Liz Ogbu: I was a child of social scientists, and I was the weird child in my family who drew, so I kind of gravitated to architecture because of that. As I started dealing with design and building individualized structure, I became really interested in the city because that sort of strict construct around architecture—the art and science of building—kind of left out the people. And that became deeply connected to my own upbringing. So from the very beginning, I kept on trying to reconcile those worlds as part of my architectural training.

gb&d: What kind of problems were you seeing that you wanted to solve with the Day Labor Station?

Ogbu: There were some very basic physical problems that you can recognize right away. You know, 75 percent of these sites across the country were actually these informal sites—parking lots, etcetera. At those sites, there was no access to shelter, no access to water, no access to restrooms. That was something that architecture design could somehow address.

Once we started to engage, we thought we had to deal with all the social and economic issues as well. It had a lot to do with the fact that existing centers that were built were often church basements or office trailers. They were spaces that were designed for other uses; they were rarely designed around how the day labor system actually operates. And so, for us, that came first and foremost, just looking at these guys and taking the time to observe the ways in which they interact and actually design for what their needs were.

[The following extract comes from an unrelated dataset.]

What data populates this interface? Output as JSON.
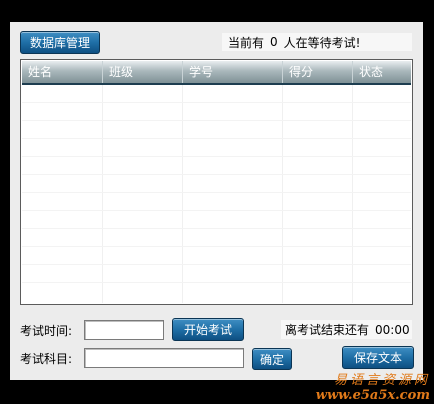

On a project several years before, someone said to me that “design equals dignity,” and I really do believe that. You look at a lot of these guys, and they’re often in places that are highly undignified, even though they’re working very hard to earn a living, earn a better life for themselves.

gb&d: What does that relationship between the practice of design and dignity look like on a tangible level?

Ogbu: I think people respond a lot to tangibility, even when it has to do with big ideas and big dreams, and I think it means something different to everyone. Whenever we build something, it’s not a neutral act. It has meaning, and we have to take that seriously. For the workers, even just going in and discussing this with them was such a huge deal, which, for me, was very impactful because I took a decent amount of flack on that (laughs). I received hate mail for that project, and people said some very nasty things. But for these guys, it was such a powerful act for them. No architect had ever bothered to talk to them, or not in this sort of way. Very little, if anything, has ever been designed for them.

gb&d: How do you find that traveling informs your ideas?

Ogbu: When I was a systems designer, I learned that in order to do that well, you have to be able to synthesize lots of bits of information and find commonality or analogous examples that can drive innovation in a new way.

For me, being able to see ways in which things are happening in different places, I can take these nuggets and reflect them back either in that place, or in projects that I’m doing elsewhere. Earlier this afternoon, I was retelling some of the experiences I had in [Christchurch,] New Zealand, to one of my partners on this San Francisco project and saying, ‘I was just thinking of a new way that we could do programming and activation at that site this spring that kind of takes it to a whole new level,’ and it was totally inspired by things that I had just seen at Christchurch, which is a completely different context. If I didn’t travel this much, I wouldn’t be able to see those things in action and be able to transfer them.